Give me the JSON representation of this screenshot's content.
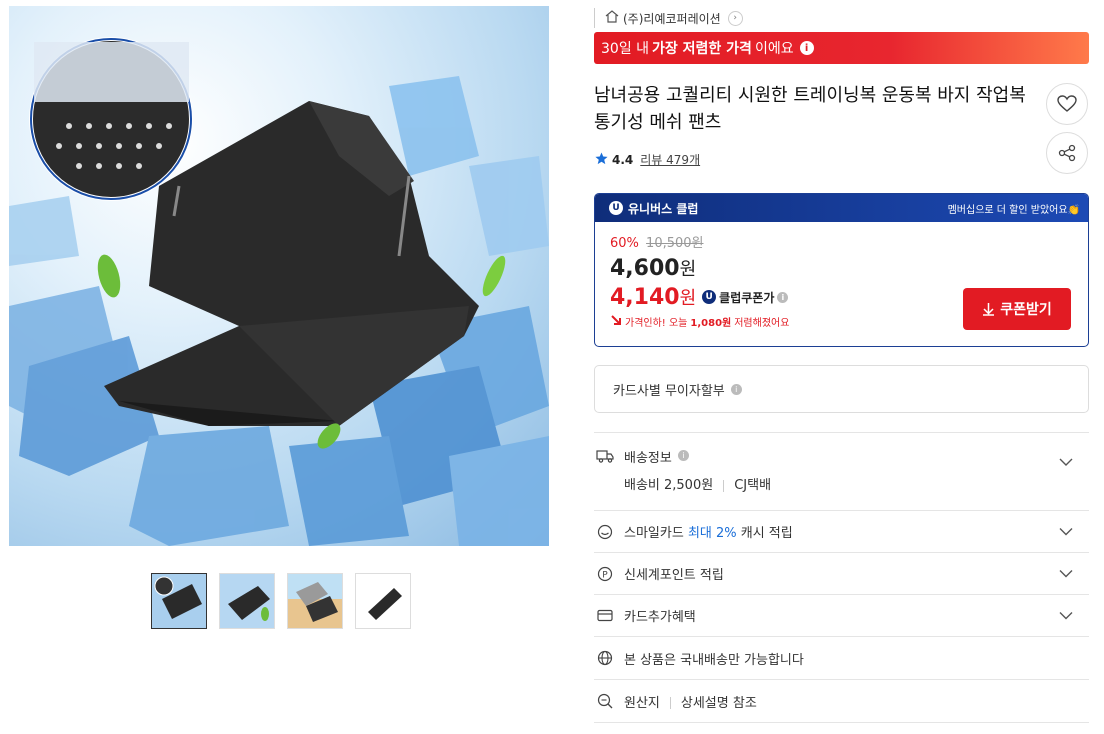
{
  "seller": {
    "name": "(주)리예코퍼레이션"
  },
  "promo": {
    "prefix": "30일 내 ",
    "highlight": "가장 저렴한 가격",
    "suffix": "이에요"
  },
  "product": {
    "title": "남녀공용 고퀄리티 시원한 트레이닝복 운동복 바지 작업복 통기성 메쉬 팬츠",
    "rating": "4.4",
    "reviews": "리뷰 479개"
  },
  "club": {
    "name": "유니버스 클럽",
    "note": "멤버십으로 더 할인 받았어요👏",
    "discount_rate": "60%",
    "original_price": "10,500원",
    "price_num": "4,600",
    "coupon_price_num": "4,140",
    "won": "원",
    "coupon_label": "클럽쿠폰가",
    "drop_prefix": "가격인하! 오늘 ",
    "drop_amount": "1,080원",
    "drop_suffix": " 저렴해졌어요",
    "coupon_button": "쿠폰받기"
  },
  "installment": {
    "label": "카드사별 무이자할부"
  },
  "shipping": {
    "label": "배송정보",
    "fee": "배송비 2,500원",
    "carrier": "CJ택배"
  },
  "benefits": {
    "smile_prefix": "스마일카드 ",
    "smile_highlight": "최대 2%",
    "smile_suffix": " 캐시 적립",
    "shinsegae": "신세계포인트 적립",
    "card_extra": "카드추가혜택",
    "domestic": "본 상품은 국내배송만 가능합니다",
    "origin_label": "원산지",
    "origin_value": "상세설명 참조"
  },
  "colors": {
    "accent_red": "#e21b23",
    "club_navy": "#0f2d7a",
    "link_blue": "#1a6ed8"
  },
  "icons": [
    "home-icon",
    "chevron-right-icon",
    "info-icon",
    "heart-icon",
    "share-icon",
    "star-icon",
    "download-icon",
    "truck-icon",
    "smile-card-icon",
    "point-icon",
    "card-icon",
    "globe-icon",
    "search-origin-icon",
    "chevron-down-icon"
  ]
}
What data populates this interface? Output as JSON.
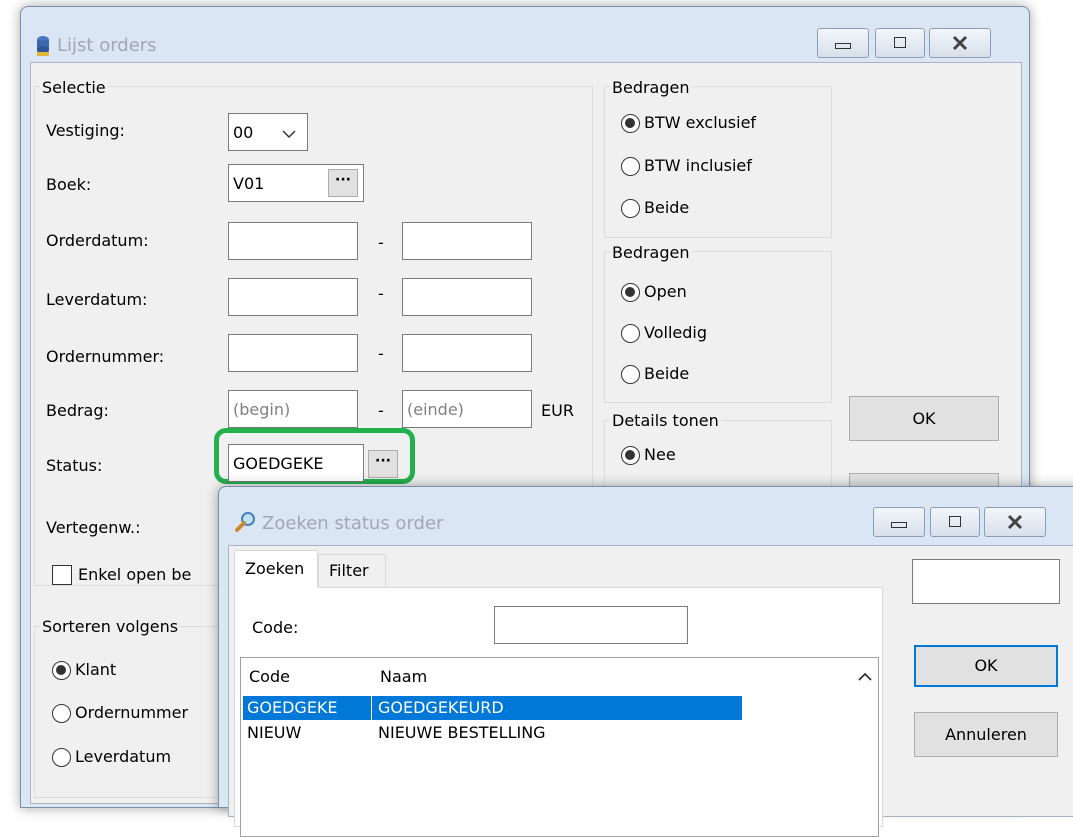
{
  "main_window": {
    "title": "Lijst orders",
    "selectie": {
      "title": "Selectie",
      "vestiging_label": "Vestiging:",
      "vestiging_value": "00",
      "boek_label": "Boek:",
      "boek_value": "V01",
      "orderdatum_label": "Orderdatum:",
      "leverdatum_label": "Leverdatum:",
      "ordernummer_label": "Ordernummer:",
      "bedrag_label": "Bedrag:",
      "bedrag_begin_placeholder": "(begin)",
      "bedrag_einde_placeholder": "(einde)",
      "currency": "EUR",
      "status_label": "Status:",
      "status_value": "GOEDGEKE",
      "vertegenw_label": "Vertegenw.:",
      "enkel_open_label": "Enkel open be",
      "dash": "-",
      "ellipsis": "···"
    },
    "sorteren": {
      "title": "Sorteren volgens",
      "options": [
        "Klant",
        "Ordernummer",
        "Leverdatum"
      ],
      "selected": "Klant"
    },
    "bedragen_btw": {
      "title": "Bedragen",
      "options": [
        "BTW exclusief",
        "BTW inclusief",
        "Beide"
      ],
      "selected": "BTW exclusief"
    },
    "bedragen_status": {
      "title": "Bedragen",
      "options": [
        "Open",
        "Volledig",
        "Beide"
      ],
      "selected": "Open"
    },
    "details": {
      "title": "Details tonen",
      "options": [
        "Nee"
      ],
      "selected": "Nee"
    },
    "ok_label": "OK",
    "highlight_color": "#22b14c"
  },
  "search_dialog": {
    "title": "Zoeken status order",
    "tabs": [
      "Zoeken",
      "Filter"
    ],
    "active_tab": "Zoeken",
    "code_label": "Code:",
    "code_value": "",
    "columns": [
      "Code",
      "Naam"
    ],
    "rows": [
      {
        "code": "GOEDGEKE",
        "naam": "GOEDGEKEURD",
        "selected": true
      },
      {
        "code": "NIEUW",
        "naam": "NIEUWE BESTELLING",
        "selected": false
      }
    ],
    "ok_label": "OK",
    "cancel_label": "Annuleren",
    "selection_color": "#0078d7"
  }
}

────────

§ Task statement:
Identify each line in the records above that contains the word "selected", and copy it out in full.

§ Reply to the exercise:
      "selected": "Klant"
      "selected": "BTW exclusief"
      "selected": "Open"
      "selected": "Nee"
        "selected": true
        "selected": false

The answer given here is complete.